These figures seem to justify the belief that milk can be retailed from 
niilk stores at a less price than it can be retailed from grocery stores. The 
difiFerence, however, is not equal to a fuU penny, but a fraction, and could 
not be of advantage to the consumer unless milk was sold at a price which 
in some way provided for the splitting of the penny into at least one half 
penny amounts. This might be brought about through the adoption of 
tickets, which has already been done in some other cities. 

Loose milk from grocery stores. 

Milk in 40-quart cans sold to grocery stores at 10 cents per quart is 
retailed by such stores at not more than 11 cents per quart. This is the 
cheapest milk offered to the public, costing 3 cents per quart less than milk 
distributed in bottles from retail wagons. From a sanitary standpoint it is 
believed to be unsafe for the use of infants and children. In the question- 
naire sent out by the Committee to 123 cities in America, 65 replies were 
received, and without exception every health officer condemned the sale of 
loose milk. In not more than 3 or 4 cities was the sale of loose milk per- 
mitted at all. In such cities as Boston and Chicago, the sale is entirely 



Milk is the most valuable and the cheapest of human foods even at 

present prices. 
For drinking purposes New York City now uses only about 700,000 

quarts daily. The city should use about 2,000,000 quarts daily for 

drinking in an ideal diet. 


3. The cost of milk production at present prices is 7 cents per quart and 

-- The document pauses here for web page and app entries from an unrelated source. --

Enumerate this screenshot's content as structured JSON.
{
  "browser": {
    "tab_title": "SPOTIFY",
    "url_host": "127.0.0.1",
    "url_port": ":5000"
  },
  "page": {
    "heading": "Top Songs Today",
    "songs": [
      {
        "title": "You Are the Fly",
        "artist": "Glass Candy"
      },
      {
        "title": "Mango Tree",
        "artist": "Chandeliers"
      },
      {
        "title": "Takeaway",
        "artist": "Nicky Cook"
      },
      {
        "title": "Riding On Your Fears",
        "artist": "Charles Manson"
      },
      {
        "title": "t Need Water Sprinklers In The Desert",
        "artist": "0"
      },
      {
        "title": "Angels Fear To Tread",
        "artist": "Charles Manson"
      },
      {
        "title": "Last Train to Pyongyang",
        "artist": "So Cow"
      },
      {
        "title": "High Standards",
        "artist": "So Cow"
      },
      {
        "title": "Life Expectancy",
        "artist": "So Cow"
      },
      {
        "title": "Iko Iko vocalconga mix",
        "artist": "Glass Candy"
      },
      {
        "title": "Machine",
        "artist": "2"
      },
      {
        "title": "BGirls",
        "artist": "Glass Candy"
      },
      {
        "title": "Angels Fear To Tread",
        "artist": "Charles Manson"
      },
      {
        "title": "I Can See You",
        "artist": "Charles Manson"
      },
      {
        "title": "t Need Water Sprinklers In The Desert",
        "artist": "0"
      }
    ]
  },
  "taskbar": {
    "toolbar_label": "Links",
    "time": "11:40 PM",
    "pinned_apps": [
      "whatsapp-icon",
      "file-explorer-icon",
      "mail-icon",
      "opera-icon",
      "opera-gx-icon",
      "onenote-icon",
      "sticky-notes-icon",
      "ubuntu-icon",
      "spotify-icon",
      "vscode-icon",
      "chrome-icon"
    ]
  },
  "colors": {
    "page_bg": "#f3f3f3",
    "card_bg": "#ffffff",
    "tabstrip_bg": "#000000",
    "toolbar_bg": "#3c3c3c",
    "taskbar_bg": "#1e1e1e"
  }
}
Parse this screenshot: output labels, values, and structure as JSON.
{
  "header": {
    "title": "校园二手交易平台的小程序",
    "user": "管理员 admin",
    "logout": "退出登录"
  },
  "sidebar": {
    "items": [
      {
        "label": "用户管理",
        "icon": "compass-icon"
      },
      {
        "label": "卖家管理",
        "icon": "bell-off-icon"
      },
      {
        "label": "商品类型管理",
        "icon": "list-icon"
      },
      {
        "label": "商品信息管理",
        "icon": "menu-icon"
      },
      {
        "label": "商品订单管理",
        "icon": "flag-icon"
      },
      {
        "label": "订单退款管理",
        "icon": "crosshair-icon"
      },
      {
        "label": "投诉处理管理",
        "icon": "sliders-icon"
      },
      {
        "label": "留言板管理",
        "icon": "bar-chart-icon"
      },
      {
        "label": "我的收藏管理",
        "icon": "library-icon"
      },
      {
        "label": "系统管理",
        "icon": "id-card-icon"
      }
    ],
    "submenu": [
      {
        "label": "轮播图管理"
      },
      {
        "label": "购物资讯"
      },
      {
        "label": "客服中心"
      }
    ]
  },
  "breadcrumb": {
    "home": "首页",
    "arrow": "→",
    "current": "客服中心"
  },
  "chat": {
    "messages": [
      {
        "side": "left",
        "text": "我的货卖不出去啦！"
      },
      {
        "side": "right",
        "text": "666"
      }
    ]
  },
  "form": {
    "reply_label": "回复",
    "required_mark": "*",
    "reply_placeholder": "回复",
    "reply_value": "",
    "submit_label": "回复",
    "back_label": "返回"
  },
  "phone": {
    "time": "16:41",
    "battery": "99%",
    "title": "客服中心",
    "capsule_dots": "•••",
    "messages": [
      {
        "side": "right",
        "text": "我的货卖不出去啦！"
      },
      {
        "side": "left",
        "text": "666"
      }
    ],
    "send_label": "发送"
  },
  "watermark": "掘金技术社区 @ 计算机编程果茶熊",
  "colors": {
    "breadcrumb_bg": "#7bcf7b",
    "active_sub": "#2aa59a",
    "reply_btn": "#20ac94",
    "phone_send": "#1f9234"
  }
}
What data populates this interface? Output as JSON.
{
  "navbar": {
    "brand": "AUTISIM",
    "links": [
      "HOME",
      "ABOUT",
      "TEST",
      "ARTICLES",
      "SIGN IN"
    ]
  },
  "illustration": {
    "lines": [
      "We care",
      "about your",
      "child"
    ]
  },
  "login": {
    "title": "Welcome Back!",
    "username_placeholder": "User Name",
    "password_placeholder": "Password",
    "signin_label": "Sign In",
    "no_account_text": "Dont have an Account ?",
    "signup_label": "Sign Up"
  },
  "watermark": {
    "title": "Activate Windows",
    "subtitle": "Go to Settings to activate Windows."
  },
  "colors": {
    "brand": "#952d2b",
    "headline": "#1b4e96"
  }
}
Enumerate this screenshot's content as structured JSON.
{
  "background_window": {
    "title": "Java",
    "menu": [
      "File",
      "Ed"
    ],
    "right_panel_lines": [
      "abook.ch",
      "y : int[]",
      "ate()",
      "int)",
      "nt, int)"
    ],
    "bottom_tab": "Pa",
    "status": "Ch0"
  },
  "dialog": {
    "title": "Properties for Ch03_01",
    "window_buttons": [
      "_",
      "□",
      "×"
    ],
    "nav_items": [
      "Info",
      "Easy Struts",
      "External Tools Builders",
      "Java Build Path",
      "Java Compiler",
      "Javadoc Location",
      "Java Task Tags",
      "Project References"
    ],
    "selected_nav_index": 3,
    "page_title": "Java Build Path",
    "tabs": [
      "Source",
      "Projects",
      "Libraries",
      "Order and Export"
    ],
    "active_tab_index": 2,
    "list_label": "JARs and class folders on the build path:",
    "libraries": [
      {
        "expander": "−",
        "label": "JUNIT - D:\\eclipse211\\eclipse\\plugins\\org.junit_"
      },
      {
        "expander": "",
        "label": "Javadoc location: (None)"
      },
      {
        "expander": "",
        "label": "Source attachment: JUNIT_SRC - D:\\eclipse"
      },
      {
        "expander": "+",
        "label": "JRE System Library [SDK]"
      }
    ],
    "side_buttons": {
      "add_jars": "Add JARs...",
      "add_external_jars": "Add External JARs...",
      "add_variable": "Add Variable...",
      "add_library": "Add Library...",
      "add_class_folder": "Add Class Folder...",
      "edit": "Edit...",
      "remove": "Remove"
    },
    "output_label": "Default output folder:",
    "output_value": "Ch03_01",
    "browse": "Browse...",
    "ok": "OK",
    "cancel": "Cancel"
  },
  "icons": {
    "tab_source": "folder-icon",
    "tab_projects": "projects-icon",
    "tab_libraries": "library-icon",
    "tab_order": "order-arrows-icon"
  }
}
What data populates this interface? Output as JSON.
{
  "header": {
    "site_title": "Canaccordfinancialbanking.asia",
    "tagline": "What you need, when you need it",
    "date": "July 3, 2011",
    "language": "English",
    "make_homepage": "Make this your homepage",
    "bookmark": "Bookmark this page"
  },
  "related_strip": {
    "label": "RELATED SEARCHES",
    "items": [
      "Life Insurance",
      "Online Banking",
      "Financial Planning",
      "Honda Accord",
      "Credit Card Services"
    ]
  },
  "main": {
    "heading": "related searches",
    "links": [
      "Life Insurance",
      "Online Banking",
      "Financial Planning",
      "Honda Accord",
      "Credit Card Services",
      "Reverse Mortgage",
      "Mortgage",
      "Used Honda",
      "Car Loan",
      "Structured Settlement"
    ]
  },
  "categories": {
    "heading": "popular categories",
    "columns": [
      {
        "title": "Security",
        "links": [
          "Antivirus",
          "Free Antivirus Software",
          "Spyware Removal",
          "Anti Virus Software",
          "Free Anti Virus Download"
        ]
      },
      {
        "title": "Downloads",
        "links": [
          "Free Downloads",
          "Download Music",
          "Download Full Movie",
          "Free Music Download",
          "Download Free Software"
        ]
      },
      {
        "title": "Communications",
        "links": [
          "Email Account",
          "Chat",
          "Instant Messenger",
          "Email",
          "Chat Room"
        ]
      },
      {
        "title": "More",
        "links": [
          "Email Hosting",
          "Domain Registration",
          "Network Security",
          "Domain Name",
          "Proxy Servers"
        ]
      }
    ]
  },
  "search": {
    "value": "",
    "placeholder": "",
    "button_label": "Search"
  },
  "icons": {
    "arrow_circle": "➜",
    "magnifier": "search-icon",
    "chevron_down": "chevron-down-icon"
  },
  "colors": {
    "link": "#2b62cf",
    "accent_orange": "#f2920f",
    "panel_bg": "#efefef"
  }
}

the prices asked by the Dairymen's League are justified. 

4. The cost of distribution as shown by the dealers' accounts is justified 

and not large enough to prevent business losses. 

5. The cost of production can be reduced by 

(a) eliminating low-producing cows, 

(b) collective hauling of milk, 

(c) collective buying of grain. 

6. The cost of distribution can be reduced by abolishing competition and 

duplication through centralizing the distributing system into a 
single company or public service corporation. 

M. B. Brown Printing & Binding Co., 
New York 







['OV 29 199" 




F ' '